“I’ll give you one, Harry, but if you get stupid with me, I’ll return the favor.” He released my shirt.
“Just like old times, huh, Nelson?”
The guard pushed me forward, but did not speak a word as he tossed me into a cell and locked the door.
This was a small runner, a transport ship designed for quick insertion jobs. It was built to do just what it did with us, break an orbit window, normally to drop off special prisoners, and jump back out to high orbit.
The cell was just aft of the main compartment. My cell was small, so I sat down on the bench seat and looked forward at the rest of the ship.
There were padded accelerator seats in the main compartment. I only got the hard bench seat. The hatch to the cockpit was open, the four-man area which held the two pilots and right now my old friend. In the main compartment, sat the five remaining guards. They still had their helmets set to opaque, so the only thing I saw was my reflection on the shiny opaque face shield, not the man behind it.
“Jumping,” Nelson said over the intercom. To his men that was not important, but to me, I grabbed the edge of the bench in the cell and held on. One minute we were climbing through the blue skies of Lark, and the next, all of the window viewers turned to the black of outer space. The motion of the jump almost tossed me against the ceiling bulkhead, and would have had I not been holding on to the bench frame.
“Nelson, your pilot doesn’t have the gravity plates energized.” I held on as I felt my body drift upward.
“Didn’t I mention, it isn’t functional in this runner, but with magnetic armor boots it won’t matter,” Nelson explained.
“Fine, give me a pair of boots.”
“I didn’t bring a spare set, maybe I should have?” Nelson grinned as I held onto the bench frame. “One good thing, since you’ll have to hold on you won’t be as tempted to mess with anything.”

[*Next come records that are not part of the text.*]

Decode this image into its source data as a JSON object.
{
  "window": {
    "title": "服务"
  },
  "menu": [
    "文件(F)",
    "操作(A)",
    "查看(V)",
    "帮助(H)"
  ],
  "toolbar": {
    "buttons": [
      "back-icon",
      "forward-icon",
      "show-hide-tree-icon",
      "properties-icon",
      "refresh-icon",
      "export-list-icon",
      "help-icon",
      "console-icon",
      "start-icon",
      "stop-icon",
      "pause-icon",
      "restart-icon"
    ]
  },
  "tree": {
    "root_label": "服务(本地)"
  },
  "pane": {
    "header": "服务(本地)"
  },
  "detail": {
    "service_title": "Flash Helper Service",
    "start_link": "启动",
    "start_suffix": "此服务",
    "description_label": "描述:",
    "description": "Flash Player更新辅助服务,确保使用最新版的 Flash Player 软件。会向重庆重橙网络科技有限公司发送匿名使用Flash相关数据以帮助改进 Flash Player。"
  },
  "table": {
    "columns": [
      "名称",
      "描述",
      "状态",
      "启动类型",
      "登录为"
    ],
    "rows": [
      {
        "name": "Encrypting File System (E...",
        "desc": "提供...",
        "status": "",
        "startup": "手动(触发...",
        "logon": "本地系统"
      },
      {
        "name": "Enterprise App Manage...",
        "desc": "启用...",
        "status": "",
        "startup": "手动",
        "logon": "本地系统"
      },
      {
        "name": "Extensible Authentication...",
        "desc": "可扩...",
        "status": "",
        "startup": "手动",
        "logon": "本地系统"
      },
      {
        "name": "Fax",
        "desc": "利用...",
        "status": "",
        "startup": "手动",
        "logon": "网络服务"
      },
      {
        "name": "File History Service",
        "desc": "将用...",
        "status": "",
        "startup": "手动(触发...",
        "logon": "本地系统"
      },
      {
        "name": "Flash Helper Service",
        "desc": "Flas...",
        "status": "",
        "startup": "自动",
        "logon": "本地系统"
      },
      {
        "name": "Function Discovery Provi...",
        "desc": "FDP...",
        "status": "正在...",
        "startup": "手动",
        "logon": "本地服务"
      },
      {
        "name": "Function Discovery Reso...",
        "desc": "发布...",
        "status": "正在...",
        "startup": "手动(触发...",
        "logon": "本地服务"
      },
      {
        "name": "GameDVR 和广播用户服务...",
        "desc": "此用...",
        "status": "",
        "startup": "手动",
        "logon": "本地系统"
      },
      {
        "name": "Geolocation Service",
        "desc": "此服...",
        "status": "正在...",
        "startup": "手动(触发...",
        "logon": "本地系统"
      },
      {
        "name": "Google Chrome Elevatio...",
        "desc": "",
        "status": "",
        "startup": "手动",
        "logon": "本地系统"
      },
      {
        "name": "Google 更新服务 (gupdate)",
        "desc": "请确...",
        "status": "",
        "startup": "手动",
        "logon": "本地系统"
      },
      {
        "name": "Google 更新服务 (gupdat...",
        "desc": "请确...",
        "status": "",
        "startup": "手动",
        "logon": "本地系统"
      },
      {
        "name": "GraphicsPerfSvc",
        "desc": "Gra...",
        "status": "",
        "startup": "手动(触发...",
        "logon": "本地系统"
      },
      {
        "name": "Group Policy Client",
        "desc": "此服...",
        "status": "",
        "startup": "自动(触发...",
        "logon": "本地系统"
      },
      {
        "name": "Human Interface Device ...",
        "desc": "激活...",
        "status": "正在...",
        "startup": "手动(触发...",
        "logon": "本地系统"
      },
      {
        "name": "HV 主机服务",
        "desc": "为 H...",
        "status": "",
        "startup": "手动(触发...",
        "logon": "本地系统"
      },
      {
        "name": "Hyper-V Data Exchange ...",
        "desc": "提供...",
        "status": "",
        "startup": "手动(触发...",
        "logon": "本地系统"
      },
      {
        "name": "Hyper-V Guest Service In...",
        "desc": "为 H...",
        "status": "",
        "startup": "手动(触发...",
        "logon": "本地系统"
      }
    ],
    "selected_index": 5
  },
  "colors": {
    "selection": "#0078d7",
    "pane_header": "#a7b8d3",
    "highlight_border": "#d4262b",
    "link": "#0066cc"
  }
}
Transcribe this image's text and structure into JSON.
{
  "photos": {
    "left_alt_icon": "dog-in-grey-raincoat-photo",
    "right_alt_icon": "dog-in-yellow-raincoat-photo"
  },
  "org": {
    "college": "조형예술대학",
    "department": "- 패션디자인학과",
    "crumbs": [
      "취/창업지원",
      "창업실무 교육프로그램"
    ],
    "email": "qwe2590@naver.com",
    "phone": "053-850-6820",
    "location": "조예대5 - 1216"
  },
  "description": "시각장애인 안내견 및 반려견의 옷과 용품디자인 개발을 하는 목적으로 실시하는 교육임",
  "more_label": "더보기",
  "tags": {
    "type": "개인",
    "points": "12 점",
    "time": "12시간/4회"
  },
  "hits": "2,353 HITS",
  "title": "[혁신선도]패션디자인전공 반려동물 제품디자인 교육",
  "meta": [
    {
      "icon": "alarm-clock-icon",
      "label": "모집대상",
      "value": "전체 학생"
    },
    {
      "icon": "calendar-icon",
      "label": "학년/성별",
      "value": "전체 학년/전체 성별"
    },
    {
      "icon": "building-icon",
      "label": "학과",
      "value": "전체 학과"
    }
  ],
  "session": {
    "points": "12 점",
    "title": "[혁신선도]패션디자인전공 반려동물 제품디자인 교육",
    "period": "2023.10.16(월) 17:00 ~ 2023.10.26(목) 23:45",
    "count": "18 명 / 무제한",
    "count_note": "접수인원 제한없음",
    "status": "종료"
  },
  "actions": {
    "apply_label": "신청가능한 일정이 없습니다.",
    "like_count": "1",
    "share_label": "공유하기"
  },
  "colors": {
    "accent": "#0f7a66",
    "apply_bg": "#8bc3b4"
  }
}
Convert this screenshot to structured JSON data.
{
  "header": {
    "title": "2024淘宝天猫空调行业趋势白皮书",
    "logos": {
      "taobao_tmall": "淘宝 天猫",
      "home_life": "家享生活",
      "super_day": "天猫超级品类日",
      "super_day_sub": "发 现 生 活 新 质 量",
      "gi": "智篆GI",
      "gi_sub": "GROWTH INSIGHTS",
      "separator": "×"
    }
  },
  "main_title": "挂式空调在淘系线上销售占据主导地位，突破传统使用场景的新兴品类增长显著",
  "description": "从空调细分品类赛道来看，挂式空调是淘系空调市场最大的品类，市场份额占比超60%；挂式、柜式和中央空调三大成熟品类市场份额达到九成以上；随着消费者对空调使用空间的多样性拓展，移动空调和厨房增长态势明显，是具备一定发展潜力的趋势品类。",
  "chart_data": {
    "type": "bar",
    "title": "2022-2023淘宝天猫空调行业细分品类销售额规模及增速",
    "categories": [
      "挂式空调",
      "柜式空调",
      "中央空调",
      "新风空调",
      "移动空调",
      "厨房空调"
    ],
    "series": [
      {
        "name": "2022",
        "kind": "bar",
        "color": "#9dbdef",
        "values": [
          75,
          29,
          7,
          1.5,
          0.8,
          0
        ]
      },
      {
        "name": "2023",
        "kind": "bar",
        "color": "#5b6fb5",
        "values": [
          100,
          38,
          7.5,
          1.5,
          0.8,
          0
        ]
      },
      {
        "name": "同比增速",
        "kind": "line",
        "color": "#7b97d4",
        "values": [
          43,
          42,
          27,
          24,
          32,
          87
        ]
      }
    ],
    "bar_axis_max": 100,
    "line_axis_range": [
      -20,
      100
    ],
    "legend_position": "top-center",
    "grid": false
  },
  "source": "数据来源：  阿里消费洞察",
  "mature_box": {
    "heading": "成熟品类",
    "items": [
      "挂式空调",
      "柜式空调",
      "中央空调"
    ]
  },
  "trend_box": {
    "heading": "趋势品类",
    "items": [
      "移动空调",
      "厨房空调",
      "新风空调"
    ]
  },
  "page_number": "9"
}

“Agent Nelson, we have the rendezvous schedule,” the copilot reported to Nelson. “Our time is approximately seven hours.”